[Records excerpted from a collection]
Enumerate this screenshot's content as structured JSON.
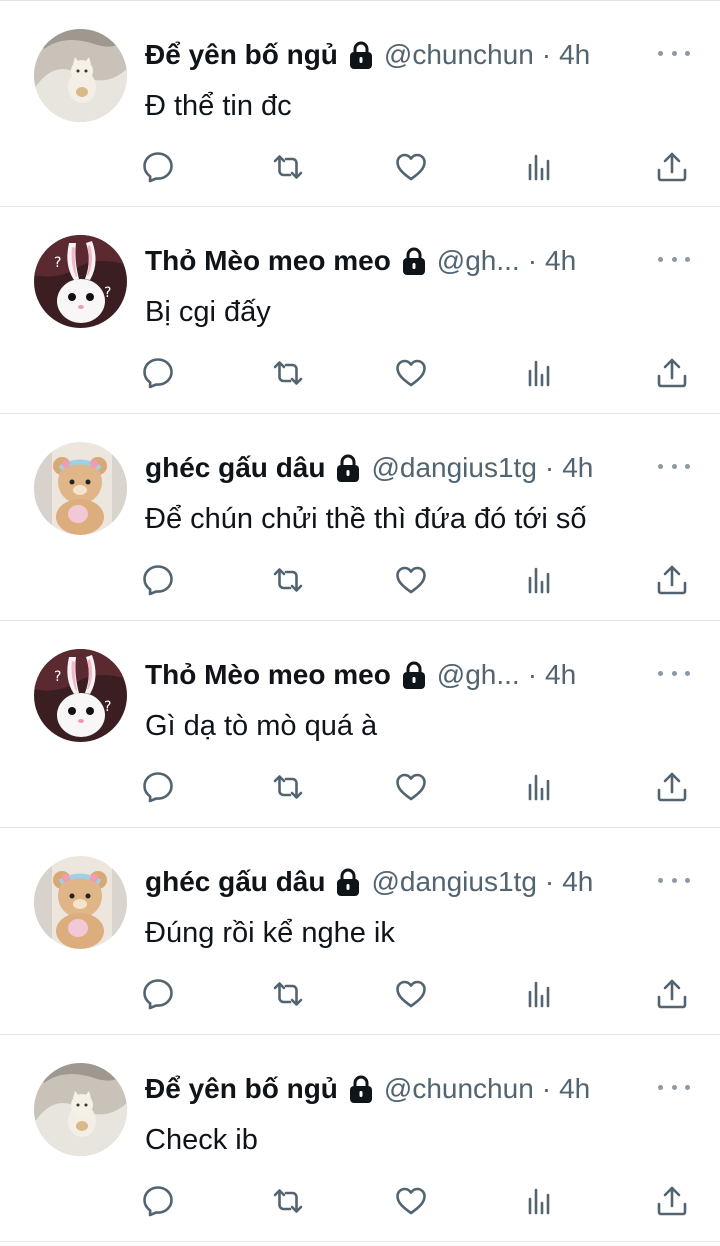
{
  "feed": {
    "tweets": [
      {
        "name": "Để yên bố ngủ",
        "handle": "@chunchun",
        "separator": "·",
        "time": "4h",
        "text": "Đ thể tin đc",
        "avatar": "cat-plush-avatar"
      },
      {
        "name": "Thỏ Mèo meo meo",
        "handle": "@gh...",
        "separator": "·",
        "time": "4h",
        "text": "Bị cgi đấy",
        "avatar": "bunny-avatar"
      },
      {
        "name": "ghéc gấu dâu",
        "handle": "@dangius1tg",
        "separator": "·",
        "time": "4h",
        "text": "Để chún chửi thề thì đứa đó tới số",
        "avatar": "bear-plush-avatar"
      },
      {
        "name": "Thỏ Mèo meo meo",
        "handle": "@gh...",
        "separator": "·",
        "time": "4h",
        "text": "Gì dạ tò mò quá à",
        "avatar": "bunny-avatar"
      },
      {
        "name": "ghéc gấu dâu",
        "handle": "@dangius1tg",
        "separator": "·",
        "time": "4h",
        "text": "Đúng rồi kể nghe ik",
        "avatar": "bear-plush-avatar"
      },
      {
        "name": "Để yên bố ngủ",
        "handle": "@chunchun",
        "separator": "·",
        "time": "4h",
        "text": "Check ib",
        "avatar": "cat-plush-avatar"
      }
    ]
  },
  "icons": {
    "lock": "lock-icon",
    "more": "more-icon",
    "reply": "reply-icon",
    "retweet": "retweet-icon",
    "like": "heart-icon",
    "views": "views-icon",
    "share": "share-icon"
  },
  "colors": {
    "text": "#0f1419",
    "secondary": "#536471",
    "icon": "#536471",
    "divider": "#e1e6ea"
  }
}
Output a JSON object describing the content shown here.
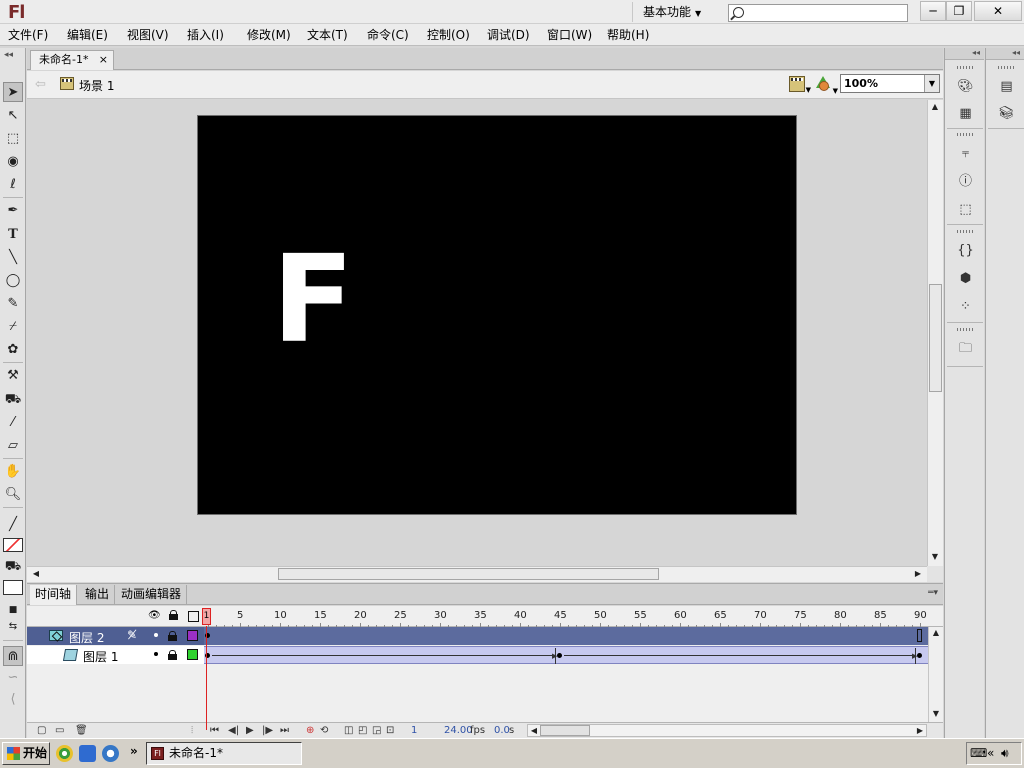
{
  "app": {
    "logo_text": "Fl",
    "workspace_label": "基本功能",
    "search": {
      "value": "",
      "placeholder": ""
    },
    "window_buttons": {
      "minimize": "─",
      "restore": "❐",
      "close": "✕"
    }
  },
  "menu": [
    {
      "label": "文件(F)"
    },
    {
      "label": "编辑(E)"
    },
    {
      "label": "视图(V)"
    },
    {
      "label": "插入(I)"
    },
    {
      "label": "修改(M)"
    },
    {
      "label": "文本(T)"
    },
    {
      "label": "命令(C)"
    },
    {
      "label": "控制(O)"
    },
    {
      "label": "调试(D)"
    },
    {
      "label": "窗口(W)"
    },
    {
      "label": "帮助(H)"
    }
  ],
  "document": {
    "tab_title": "未命名-1*",
    "tab_close": "×",
    "scene_label": "场景 1",
    "zoom": "100%",
    "stage_color": "#000000",
    "stage_text": "F",
    "stage_text_color": "#ffffff"
  },
  "panels": {
    "tabs": [
      "时间轴",
      "输出",
      "动画编辑器"
    ],
    "active_tab": "时间轴"
  },
  "timeline": {
    "frame_labels": [
      "1",
      "5",
      "10",
      "15",
      "20",
      "25",
      "30",
      "35",
      "40",
      "45",
      "50",
      "55",
      "60",
      "65",
      "70",
      "75",
      "80",
      "85",
      "90"
    ],
    "current_frame": "1",
    "layers": [
      {
        "name": "图层 2",
        "selected": true,
        "color": "#9b2fc4",
        "type": "folder",
        "keyframes": [
          1
        ]
      },
      {
        "name": "图层 1",
        "selected": false,
        "color": "#2fd12f",
        "type": "motion-tween",
        "keyframes": [
          1,
          45,
          90
        ],
        "tween_spans": [
          [
            1,
            45
          ],
          [
            45,
            90
          ]
        ]
      }
    ],
    "footer": {
      "frame": "1",
      "fps": "24.00",
      "fps_unit": "fps",
      "time": "0.0",
      "time_unit": "s"
    }
  },
  "taskbar": {
    "start_label": "开始",
    "window_label": "未命名-1*",
    "more": "»",
    "tray_collapse": "«"
  }
}
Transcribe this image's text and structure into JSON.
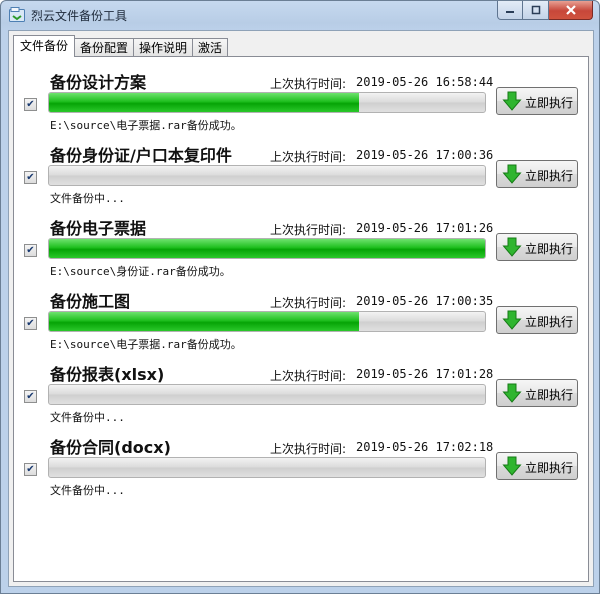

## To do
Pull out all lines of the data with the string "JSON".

## Solved exercise
Enumerate this screenshot's content as structured JSON.
Output a JSON object describing the content shown here.
Transcribe this image's text and structure into JSON.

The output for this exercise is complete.